One Up on Wall Street is one of the first 5 or 6 investing books I read early on in my career when I still knew nothing about how the markets operate.
I enjoyed it mostly because Lynch’s affection for the markets is infectious. His love for the game of investing leaps off the pages from that very first story about vacationing in Ireland during the 1987 crash.
Wanting to learn more about Lynch and his sensible investing approach, I devoured his follow-up, Beating the Street. If One Up on Wall Street was the introduction to Lynch’s “buy what you know” style of investing, Beating the Street was the graduate-level course.
In the book, Lynch walks through 21 stock picks he made for the Barron’s roundtable in the early-1990s by going through the research and thought-process behind each security selection. It’s been a while since I read this but I’m guessing many of the company and industry-specific research in the book is pointless at the moment, much like the railroad stock analysis in Ben Graham’s early books.
The main point of the book was not the stock picks themselves but the process Lynch went through to pick those stocks.
When I read both of these books I was still in the first year or so of my career. I was working for an institutional consulting firm where we helped foundations, endowments, pensions and family offices set investment policies, develop coherent asset allocation strategies and follow-through on their investment plans.
One of the roles we played for these organizations was performing due diligence and monitoring the performance of the portfolio managers who ran their separately managed accounts.
We weren’t responsible for the security selection in these strategies. It was our job to understand how these investment firms managed funds on behalf of our clients to explain what was happening in their portfolios and recommend any potential manager changes.
At this stage of my career I still didn’t know exactly what I wanted to do in the investment world so the portfolio manager/analyst track was appealing to me from many of the conversations we had with these firms.
Reading Lynch’s second book was one of the first things gave me pause about this career possibility. Michael and I talked about this on last week’s podcast following a new Barron’s piece about Lynch:
Stock-picking sounds great when you read the folksy quotes from people like Lynch but when you realize how much work goes into those stock picks it’s not as easy as “buy what you know.” He wasn’t just picking companies his wife noticed at the mall. He was talking to company management, suppliers, competitors, and industry experts for hundreds of companies.

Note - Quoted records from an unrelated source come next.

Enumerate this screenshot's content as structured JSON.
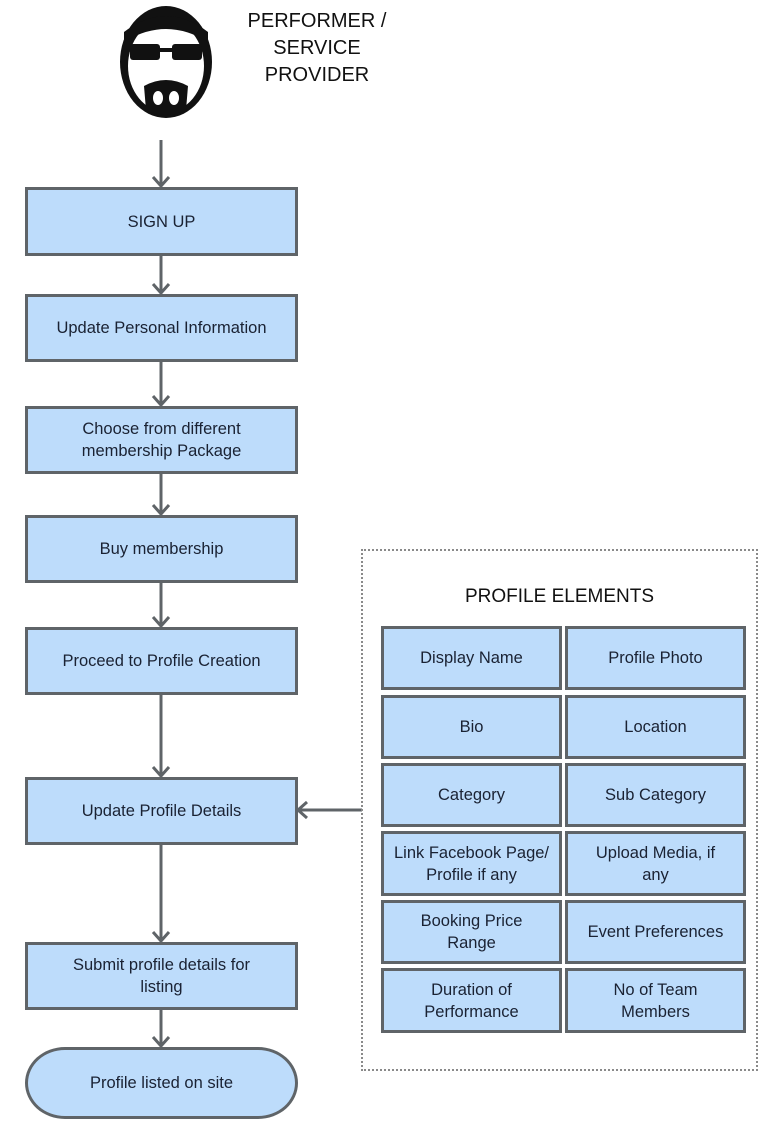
{
  "header": {
    "actor_icon": "performer-face-icon",
    "title_line1": "PERFORMER /",
    "title_line2": "SERVICE PROVIDER"
  },
  "flow": {
    "steps": [
      {
        "label": "SIGN UP"
      },
      {
        "label": "Update Personal Information"
      },
      {
        "label": "Choose from different membership Package"
      },
      {
        "label": "Buy membership"
      },
      {
        "label": "Proceed to Profile Creation"
      },
      {
        "label": "Update Profile Details"
      },
      {
        "label": "Submit profile details for listing"
      }
    ],
    "end": {
      "label": "Profile listed on site"
    }
  },
  "profile_elements": {
    "title": "PROFILE ELEMENTS",
    "items": [
      "Display Name",
      "Profile Photo",
      "Bio",
      "Location",
      "Category",
      "Sub Category",
      "Link Facebook Page/ Profile if any",
      "Upload Media, if any",
      "Booking Price Range",
      "Event Preferences",
      "Duration of Performance",
      "No of Team Members"
    ]
  },
  "colors": {
    "box_fill": "#bddcfb",
    "box_border": "#5f6468",
    "connector": "#5f6468"
  }
}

And dealing with numerous portfolio managers over the years makes you realize how rare the Peter Lynch’s of the world are. Part of me wishes for every book written about Warren Buffett or Peter Lynch, there were 10 more written about portfolio managers who underperformed and failed to find multiple ten-baggers.
Those managers I was tracking for the first 10-12 years or so of my career were all intelligent. Most went to some of the most prestigious schools in the country. They were well paid and had access to some of the best research tools in the business. And the majority of them failed to beat their benchmarks, let alone match Lynch’s results.
I get the fact that nobody in their right mind would buy a book about underperforming portfolio managers but those tales are more important for 99% of investors. They would show how unique people like Peter Lynch are in the investing world.
Amateur and professional investors alike would love to pick ten-bagger stocks like Lynch but his general views on the market are far more applicable than his stock-picking for the vast majority of investors.
Lynch told Barron’s, “The thesis underlying everything, whether you’re an actively managed fund or a passive fund, is that the U.S. will be OK. If you don’t believe that, you shouldn’t be in the stock market.”
In an interview from the 1990s with PBS, Lynch gave a much longer answer when asked about market timing:
If you’re in the market, you have to know there’s going to be declines. And they’re going to cap and every couple of years you’re going to get a 10 percent correction. That’s a euphemism for losing a lot of money rapidly. That’s what a “correction” is called. And a bear market is 20-25-30 percent decline. They’re gonna happen. When they’re gonna start, no one knows. If you’re not ready for that, you shouldn’t be in the stock market. I mean stomach is the key organ here. It’s not the brain. Do you have the stomach for these kind of declines? And what’s your timing like? Is your horizon one year? Is your horizon ten years or 20 years? If you’ve been lucky enough to save up lots of money and you’re about to send one kid to college and your child’s starting a year from now, you decide to invest in stocks directly or with a mutual fund with a one-year horizon or a two-year horizon, that’s silly. That’s just like betting on red or black at the casino. What the market’s going to do in one or two years, you don’t know. Time is on your side in the stock market. It’s on your side. And when stocks go down, if you’ve got the money, you don’t worry about it and you’re putting more in, you shouldn’t worry about it. You should worry what are stocks going to be 10 years from now, 20 years from now, 30 years from now. I’m very confident.
Lynch was one of the original star portfolio managers, which is a dying breed at the moment. I have nothing against stock-picking (some of my best friends are stock-pickers!) but it’s important to be realistic when entering this field.
Most investors would be better off following Peter Lynch’s long-term views about the stock market than trying to emulate his stock-picking prowess.
Peter Lynch’s Track Record Revisited